|Dimensions||23.70 x 10.43 x 17.95 inches||28.2 x 22.5 x 12.2 inches|
Here are a couple of things to keep in mind before you place that order.
Wattage: Lower Is Better
Another case of smaller being better. This is because what you really want is for your tubes to be saturated with sound, giving you that fantastic retro vibe.
So why is higher not better? Because you don’t want to murder people with decibels. Crank your 70-watt amp all the way up to saturate the tubes and you’ll blow up everyone’s ears.
A 15-watt amp gives you that coveted saturated tone and lets you keep your ears. For that overdriven vibe, we all love, close-mic your amp and you’re good to go.
Speakers are another way to get a greater variety of sounds from your amp. The same amp will sound different with different speakers.
Obviously, the speaker that a particular amp was made for adds to the amp’s tone, but swapping speakers gives you a good feel for their effect on your amp.

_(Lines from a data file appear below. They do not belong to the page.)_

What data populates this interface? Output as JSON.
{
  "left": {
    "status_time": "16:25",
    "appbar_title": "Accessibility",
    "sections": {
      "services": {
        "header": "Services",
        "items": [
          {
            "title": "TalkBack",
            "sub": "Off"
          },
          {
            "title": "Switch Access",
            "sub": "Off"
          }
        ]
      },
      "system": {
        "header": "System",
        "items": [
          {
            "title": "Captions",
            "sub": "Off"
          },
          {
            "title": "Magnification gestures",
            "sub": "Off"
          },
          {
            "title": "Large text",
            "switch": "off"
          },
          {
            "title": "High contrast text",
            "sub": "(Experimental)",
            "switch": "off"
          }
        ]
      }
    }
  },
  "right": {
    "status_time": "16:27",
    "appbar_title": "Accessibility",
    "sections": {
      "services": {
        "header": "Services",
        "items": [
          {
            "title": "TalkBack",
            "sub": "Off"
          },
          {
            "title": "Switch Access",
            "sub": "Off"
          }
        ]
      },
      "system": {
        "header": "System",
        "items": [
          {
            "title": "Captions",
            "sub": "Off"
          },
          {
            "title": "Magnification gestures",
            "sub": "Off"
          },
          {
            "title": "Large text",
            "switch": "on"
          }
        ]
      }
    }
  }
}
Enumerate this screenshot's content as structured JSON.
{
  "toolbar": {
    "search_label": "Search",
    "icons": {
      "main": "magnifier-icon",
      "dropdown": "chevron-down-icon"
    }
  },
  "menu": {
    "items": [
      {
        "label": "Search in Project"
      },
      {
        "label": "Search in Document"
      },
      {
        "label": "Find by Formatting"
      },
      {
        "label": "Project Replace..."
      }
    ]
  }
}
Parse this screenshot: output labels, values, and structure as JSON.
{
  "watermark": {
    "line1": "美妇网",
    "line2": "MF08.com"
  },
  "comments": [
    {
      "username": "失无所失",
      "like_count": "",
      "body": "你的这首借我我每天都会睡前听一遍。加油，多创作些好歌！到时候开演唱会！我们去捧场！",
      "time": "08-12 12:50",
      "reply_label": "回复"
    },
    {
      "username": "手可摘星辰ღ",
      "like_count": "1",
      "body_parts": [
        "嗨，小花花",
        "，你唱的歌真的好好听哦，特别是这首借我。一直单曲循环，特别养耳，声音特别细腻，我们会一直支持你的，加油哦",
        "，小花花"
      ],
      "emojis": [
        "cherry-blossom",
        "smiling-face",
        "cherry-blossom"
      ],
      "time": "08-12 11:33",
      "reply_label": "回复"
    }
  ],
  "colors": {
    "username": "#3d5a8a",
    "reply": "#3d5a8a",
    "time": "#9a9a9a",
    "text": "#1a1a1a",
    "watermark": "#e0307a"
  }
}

Warehouse Guitar Speakers lets you listen online to a clean and dirty sound clip of each speaker they sell, whether British or American. It’s a fun way to get a better idea of how you can use speakers to play around with different sounds.
The Bottom Line
The boxy Vox’s and the full-bodied Fender have earned their prestigious spots in the amp world.
Why not take your guitar to your local guitar shop and try out each amp? It’ll help you rack up a bunch of admiring glances, annoy the assistant, and make up your mind. Happy strumming!